I wanted to share some of the major steps in the construction of my 1560s Venetian gown.
First, here is my base bodice shape. This is my linen lining, and then I used cotton canvas as an interlining and velvet as the fashion fabric.
This is the bodice all put together. I did the ladder lacing by placing a reinforced strip of fabric covered in evenly spaced grommets just inside the opening on each side of the bodice. The bodice itself has flat steel bones at the front edges, which help to keep it so perfectly straight.
My sleeves! I did cutwork for the sleeves, as well as the bottom hem of the dress. I made a stencil and then traced it onto the fabric.
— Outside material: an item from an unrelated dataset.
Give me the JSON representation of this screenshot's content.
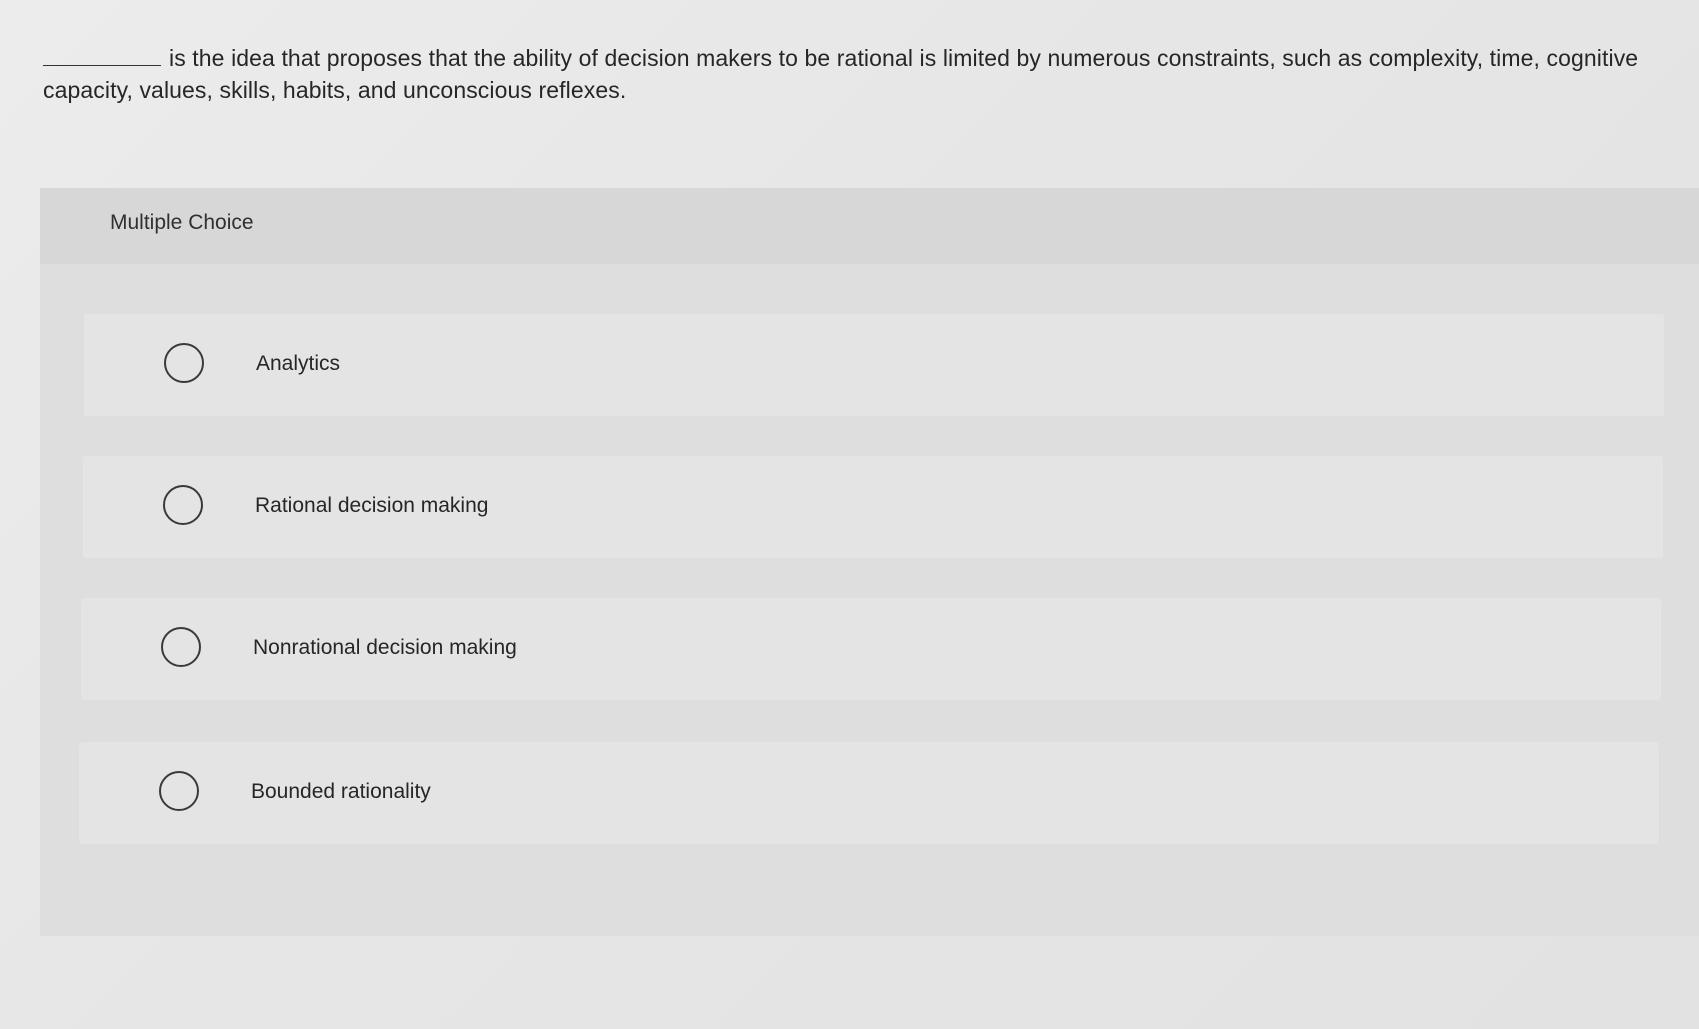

The cuts were made with a regular pair of scissors.
The sleeves attach to the bodice with ribbon ties. I also edged the sleeves with Venetian lace. Here, I've also added a front insert, which covers my corset. There is some debate on whether the corset goes under or over the chemise, but in every other period I've researched, the corset is always over the chemise. It's more practical that way, and I don't see why it should be any different here. Plus, there are some images that show partlets going all the way down to waist level, perhaps covering the corset. Who knows, maybe they did it both ways.
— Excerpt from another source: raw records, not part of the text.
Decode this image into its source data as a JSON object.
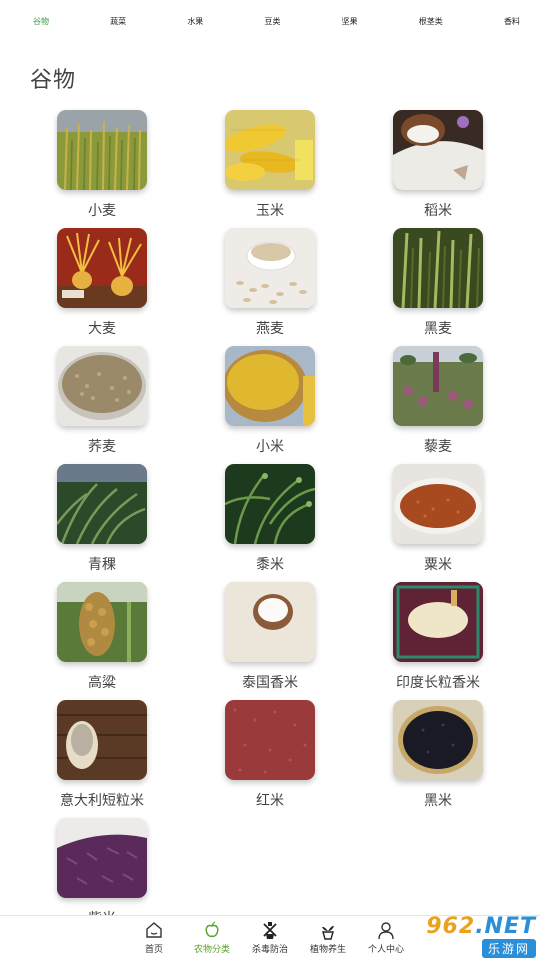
{
  "tabs": [
    "谷物",
    "蔬菜",
    "水果",
    "豆类",
    "坚果",
    "根茎类",
    "香料"
  ],
  "active_tab": "谷物",
  "section_title": "谷物",
  "items": [
    {
      "label": "小麦",
      "image": "wheat-field"
    },
    {
      "label": "玉米",
      "image": "corn-cobs"
    },
    {
      "label": "稻米",
      "image": "rice-bowl"
    },
    {
      "label": "大麦",
      "image": "barley-bundles"
    },
    {
      "label": "燕麦",
      "image": "oat-flakes"
    },
    {
      "label": "黑麦",
      "image": "rye-ears"
    },
    {
      "label": "荞麦",
      "image": "buckwheat-bowl"
    },
    {
      "label": "小米",
      "image": "millet-bowl"
    },
    {
      "label": "藜麦",
      "image": "quinoa-plants"
    },
    {
      "label": "青稞",
      "image": "highland-barley"
    },
    {
      "label": "黍米",
      "image": "proso-millet"
    },
    {
      "label": "粟米",
      "image": "foxtail-millet-grains"
    },
    {
      "label": "高粱",
      "image": "sorghum-head"
    },
    {
      "label": "泰国香米",
      "image": "jasmine-rice"
    },
    {
      "label": "印度长粒香米",
      "image": "basmati-rice"
    },
    {
      "label": "意大利短粒米",
      "image": "arborio-rice-sack"
    },
    {
      "label": "红米",
      "image": "red-rice"
    },
    {
      "label": "黑米",
      "image": "black-rice"
    },
    {
      "label": "紫米",
      "image": "purple-rice"
    }
  ],
  "bottom_nav": [
    {
      "label": "首页",
      "icon": "home-icon"
    },
    {
      "label": "农物分类",
      "icon": "apple-icon"
    },
    {
      "label": "杀毒防治",
      "icon": "pesticide-icon"
    },
    {
      "label": "植物养生",
      "icon": "potted-plant-icon"
    },
    {
      "label": "个人中心",
      "icon": "person-icon"
    }
  ],
  "active_nav": "农物分类",
  "watermark": {
    "top": "962",
    "top_suffix": ".NET",
    "bottom": "乐游网"
  },
  "colors": {
    "accent": "#3a9a3a",
    "nav_active": "#5aa02c"
  }
}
And the full gown! I made a partlet out of Venetian lace. The skirt is cartridge pleated by the traditional method. I tried a shortcut that I do for knife pleats but found that the traditional method was faster. Maybe I've just cartridge pleated so many skirts that it's not so bad anymore!